Hybrid Energy Systems

A traditional design consists of making assumptions about the future, and then designing a system to fit with those assumptions. There are a couple of areas for improvement in this methodology. For one, the future is inherently uncertain, and it is typical for designers to use an average value for various uncertainties. The design is then based off of this average value. The problem with this is that designs based on average values are likely to be wrong. Not taking into account that uncertainties will often be associated with a probabilistic distribution can cause decision makers to have unrealistic expectations about how risky a project will be.

Sometimes, designing based on an average can actually cause reality to be strictly worse than the average. Consider a natural gas plant. There is an expectation that the demand over the next 20 years will be 140 MMcf for this plant, and thus the capacity is designed around this number. The problem is, for periods where the demand is above 140 MMcf, the plant is unable to produce more, but the plant still produces less when the demand is less than 140 MMcf. Designing around the average almost guarantees that it operates at less than the average quantity. Considering the uncertainty as a distribution allows for a more realistic look into the viability of a design.

Considering the uncertainty as a probabilistic distribution can allow a decision maker to make more accurate estimations of the value of a project, but can the value of the design process be increased?

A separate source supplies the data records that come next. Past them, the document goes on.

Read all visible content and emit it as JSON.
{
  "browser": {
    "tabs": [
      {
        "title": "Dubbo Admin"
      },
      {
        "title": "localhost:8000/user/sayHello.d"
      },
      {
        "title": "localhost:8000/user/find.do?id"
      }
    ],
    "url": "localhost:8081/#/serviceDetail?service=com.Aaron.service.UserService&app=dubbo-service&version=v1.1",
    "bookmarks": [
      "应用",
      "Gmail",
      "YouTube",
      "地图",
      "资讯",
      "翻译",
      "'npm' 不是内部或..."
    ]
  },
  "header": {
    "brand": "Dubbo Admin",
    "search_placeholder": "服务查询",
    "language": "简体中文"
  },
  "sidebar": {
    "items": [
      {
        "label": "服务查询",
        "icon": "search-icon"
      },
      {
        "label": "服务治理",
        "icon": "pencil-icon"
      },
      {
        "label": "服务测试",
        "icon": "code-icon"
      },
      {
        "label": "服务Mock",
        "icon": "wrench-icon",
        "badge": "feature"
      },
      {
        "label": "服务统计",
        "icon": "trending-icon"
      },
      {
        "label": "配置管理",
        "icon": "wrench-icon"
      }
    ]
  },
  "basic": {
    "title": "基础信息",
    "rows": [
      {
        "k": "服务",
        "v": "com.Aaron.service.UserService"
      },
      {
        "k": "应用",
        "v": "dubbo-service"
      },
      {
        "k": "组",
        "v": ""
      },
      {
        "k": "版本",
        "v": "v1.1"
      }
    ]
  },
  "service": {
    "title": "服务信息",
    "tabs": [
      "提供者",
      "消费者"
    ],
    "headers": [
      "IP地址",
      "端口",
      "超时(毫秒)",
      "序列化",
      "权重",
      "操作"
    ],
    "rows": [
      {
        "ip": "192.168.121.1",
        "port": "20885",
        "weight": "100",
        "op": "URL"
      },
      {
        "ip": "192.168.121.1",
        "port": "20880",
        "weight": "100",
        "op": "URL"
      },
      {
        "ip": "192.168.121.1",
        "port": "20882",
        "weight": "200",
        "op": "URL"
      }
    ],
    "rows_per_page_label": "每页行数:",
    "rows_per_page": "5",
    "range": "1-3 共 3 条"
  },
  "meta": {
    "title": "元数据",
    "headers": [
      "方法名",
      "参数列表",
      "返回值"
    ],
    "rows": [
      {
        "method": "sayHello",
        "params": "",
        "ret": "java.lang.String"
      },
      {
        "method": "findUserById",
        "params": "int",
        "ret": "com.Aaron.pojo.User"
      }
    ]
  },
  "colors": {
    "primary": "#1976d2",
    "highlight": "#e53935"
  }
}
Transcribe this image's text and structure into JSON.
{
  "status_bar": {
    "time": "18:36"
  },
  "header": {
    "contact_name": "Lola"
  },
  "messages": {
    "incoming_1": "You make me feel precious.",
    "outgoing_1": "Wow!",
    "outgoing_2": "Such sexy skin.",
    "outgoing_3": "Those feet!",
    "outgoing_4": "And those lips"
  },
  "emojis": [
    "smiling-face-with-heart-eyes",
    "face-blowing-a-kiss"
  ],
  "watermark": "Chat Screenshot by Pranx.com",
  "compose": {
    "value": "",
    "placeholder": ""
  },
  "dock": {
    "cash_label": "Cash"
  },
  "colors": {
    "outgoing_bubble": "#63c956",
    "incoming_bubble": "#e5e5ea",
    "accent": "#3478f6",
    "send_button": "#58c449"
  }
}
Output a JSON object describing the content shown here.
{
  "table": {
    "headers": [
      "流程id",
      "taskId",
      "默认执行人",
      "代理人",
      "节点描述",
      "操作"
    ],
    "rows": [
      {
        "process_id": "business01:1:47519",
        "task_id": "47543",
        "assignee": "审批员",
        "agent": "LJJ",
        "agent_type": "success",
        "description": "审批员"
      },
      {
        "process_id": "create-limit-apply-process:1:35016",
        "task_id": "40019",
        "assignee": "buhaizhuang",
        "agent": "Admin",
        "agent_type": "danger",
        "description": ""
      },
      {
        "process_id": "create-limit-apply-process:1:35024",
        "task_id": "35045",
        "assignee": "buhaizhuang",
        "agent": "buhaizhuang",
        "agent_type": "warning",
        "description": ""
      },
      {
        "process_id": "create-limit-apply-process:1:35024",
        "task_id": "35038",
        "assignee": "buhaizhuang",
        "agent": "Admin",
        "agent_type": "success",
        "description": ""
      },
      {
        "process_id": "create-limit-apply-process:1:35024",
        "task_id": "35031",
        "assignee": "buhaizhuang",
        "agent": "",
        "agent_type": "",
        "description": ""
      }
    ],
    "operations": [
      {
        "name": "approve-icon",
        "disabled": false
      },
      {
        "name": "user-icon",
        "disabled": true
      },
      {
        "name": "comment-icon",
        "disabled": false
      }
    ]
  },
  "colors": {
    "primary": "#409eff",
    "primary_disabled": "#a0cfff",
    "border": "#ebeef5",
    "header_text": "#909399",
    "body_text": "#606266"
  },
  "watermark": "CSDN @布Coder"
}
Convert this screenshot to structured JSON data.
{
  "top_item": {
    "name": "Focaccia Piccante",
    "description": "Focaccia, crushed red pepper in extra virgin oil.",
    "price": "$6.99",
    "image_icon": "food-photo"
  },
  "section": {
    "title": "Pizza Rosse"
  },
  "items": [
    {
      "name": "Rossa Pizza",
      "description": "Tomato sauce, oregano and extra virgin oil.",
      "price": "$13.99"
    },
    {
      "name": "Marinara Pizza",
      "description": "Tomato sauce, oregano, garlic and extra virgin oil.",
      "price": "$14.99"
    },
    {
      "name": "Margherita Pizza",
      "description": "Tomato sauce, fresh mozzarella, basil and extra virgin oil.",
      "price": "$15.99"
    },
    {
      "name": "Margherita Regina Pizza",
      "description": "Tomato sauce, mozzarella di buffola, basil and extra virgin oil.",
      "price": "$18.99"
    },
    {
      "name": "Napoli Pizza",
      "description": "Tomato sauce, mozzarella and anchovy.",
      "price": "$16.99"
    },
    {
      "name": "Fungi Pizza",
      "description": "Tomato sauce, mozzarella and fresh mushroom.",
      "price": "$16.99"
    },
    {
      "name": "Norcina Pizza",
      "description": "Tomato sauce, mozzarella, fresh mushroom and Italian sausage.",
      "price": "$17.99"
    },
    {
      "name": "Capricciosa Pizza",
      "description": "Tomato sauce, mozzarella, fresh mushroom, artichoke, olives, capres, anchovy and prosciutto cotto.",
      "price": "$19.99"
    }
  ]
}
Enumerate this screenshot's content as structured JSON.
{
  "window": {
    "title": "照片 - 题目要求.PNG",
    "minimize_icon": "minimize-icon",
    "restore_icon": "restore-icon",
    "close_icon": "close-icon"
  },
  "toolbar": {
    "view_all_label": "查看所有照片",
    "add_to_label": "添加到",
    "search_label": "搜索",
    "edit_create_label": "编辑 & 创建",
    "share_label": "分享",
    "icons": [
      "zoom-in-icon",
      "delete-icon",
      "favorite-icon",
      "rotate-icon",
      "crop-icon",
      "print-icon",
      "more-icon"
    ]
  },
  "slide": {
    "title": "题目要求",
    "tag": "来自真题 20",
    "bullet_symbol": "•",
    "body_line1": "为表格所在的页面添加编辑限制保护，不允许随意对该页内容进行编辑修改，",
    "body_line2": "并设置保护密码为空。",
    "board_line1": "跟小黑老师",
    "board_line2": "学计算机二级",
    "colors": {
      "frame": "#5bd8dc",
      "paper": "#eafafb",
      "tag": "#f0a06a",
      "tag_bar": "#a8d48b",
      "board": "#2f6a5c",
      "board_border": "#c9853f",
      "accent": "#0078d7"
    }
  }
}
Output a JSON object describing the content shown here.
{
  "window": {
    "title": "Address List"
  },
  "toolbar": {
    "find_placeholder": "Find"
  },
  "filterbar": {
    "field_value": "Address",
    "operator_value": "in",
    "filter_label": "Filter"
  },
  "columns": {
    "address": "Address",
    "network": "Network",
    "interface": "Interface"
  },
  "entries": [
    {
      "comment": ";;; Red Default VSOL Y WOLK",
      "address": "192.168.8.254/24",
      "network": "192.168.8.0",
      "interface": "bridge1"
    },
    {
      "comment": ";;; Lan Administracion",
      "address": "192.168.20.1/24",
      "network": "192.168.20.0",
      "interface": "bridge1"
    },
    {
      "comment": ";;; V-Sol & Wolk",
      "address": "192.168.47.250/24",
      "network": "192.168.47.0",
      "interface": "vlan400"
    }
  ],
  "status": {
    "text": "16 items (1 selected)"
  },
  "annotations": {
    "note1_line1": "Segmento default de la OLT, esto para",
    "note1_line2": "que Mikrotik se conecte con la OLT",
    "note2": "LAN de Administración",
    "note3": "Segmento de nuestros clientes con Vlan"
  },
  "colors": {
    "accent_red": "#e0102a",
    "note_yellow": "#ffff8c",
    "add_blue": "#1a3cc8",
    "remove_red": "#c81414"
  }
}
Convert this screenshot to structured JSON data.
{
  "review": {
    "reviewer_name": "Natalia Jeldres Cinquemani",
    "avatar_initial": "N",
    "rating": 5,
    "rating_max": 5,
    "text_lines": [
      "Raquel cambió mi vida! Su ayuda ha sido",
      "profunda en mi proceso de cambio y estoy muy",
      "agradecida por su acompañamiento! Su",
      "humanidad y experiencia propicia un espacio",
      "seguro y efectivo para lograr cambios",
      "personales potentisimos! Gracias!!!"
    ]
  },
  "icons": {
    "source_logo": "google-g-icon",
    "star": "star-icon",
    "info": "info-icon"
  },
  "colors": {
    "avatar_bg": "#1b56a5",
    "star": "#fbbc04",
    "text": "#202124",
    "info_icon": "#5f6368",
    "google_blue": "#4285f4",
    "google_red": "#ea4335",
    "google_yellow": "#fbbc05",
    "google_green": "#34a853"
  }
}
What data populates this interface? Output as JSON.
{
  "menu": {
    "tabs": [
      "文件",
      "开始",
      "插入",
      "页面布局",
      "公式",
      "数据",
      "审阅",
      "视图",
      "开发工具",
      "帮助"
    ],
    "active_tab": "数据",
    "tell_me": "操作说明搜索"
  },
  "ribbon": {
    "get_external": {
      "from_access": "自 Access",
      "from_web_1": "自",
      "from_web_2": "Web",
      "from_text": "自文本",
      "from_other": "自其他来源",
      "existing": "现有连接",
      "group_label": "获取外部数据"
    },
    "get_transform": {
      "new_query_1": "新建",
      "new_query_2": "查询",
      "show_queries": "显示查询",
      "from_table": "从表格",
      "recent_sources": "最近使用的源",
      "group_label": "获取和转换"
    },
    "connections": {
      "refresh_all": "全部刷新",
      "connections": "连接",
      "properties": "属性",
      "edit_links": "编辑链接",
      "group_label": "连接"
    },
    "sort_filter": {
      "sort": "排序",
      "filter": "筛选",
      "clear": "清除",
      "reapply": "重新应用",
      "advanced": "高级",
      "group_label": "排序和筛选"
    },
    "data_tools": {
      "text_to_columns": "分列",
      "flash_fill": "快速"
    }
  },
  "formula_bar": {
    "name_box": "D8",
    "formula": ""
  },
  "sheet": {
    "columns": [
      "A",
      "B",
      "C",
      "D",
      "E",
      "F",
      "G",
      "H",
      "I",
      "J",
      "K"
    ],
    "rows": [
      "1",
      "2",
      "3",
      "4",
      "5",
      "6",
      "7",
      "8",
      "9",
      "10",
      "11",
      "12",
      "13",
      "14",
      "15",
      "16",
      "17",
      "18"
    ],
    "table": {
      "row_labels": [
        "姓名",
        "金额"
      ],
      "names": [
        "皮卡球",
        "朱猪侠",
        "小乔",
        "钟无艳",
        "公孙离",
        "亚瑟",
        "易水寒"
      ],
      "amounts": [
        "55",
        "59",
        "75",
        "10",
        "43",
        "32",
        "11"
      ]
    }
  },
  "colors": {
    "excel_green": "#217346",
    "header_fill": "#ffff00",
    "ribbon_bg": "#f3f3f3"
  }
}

One potential alternative to fully designing a system at the outset, is to actually allow for the system to be evolvable. This evolvability can allow the system to adapt to changes in the environment, and potentially allow for more value to be captured. The evolvability can be though of as future decisions that a decision maker would make on a project with a long life. A power plant that is in operation for 60+ years does not remain static, and in fact is improved or expanded upon as needed. Not taking these decisions into account ignores an aspect of the design that can be significant. The difficulty with attempting to account for future decisions, is that each decision should be the optimal decision. Therefore, a problem with future decisions invovlves optimizing the future decisions within an optimization for the base design. There is also the issue of when to perform these future decisions. For larger decisions, it may not be necessary to evaluate the design everyday, but every year. Even so, for a project that lasts 60 years, that involves 60 optimizations per base design, which is also being optimized. These nested optimizations can bring the computational complexity to such a point that it is not pragmatic. Methods are therefore being investigated to make the design process more valuable by utilizing this evolvability, called Real Options Theory (ROT), with Value-Driven Design (VDD), and by investigating how to increase the efficiency of predicting value through various methods.

Case Study: Hybrid Energy Systems

In order to test this hypothesis, a case study involving a Hybrid Energy System (HES) is in progress. An example of an HES is shown below, for the case of a multiple-input, multiple-output power plant. In the case study, a nuclear plant is capable of producing electricity, or diverting steam to the chemical plant for the production of transport fuels. The plant diverts steam based on the quantity of power being generated by the renewable wind farm. This allows the base load nuclear to always be producing steam, as cycling a nuclear plant is expensive, and still allow for a level of load following. In this case, the chemical plant helps to act as a storage unit for excess energy produced by the wind farm. The HES is a multidisciplinary complex system. The field of power generation is also a very uncertain one, which relies upon atmospheric conditions (temperature, wind speed, and humidity), future technologies (batteries), as well as various prices of both fuels (natural gas) and products (electricity and transport fuels).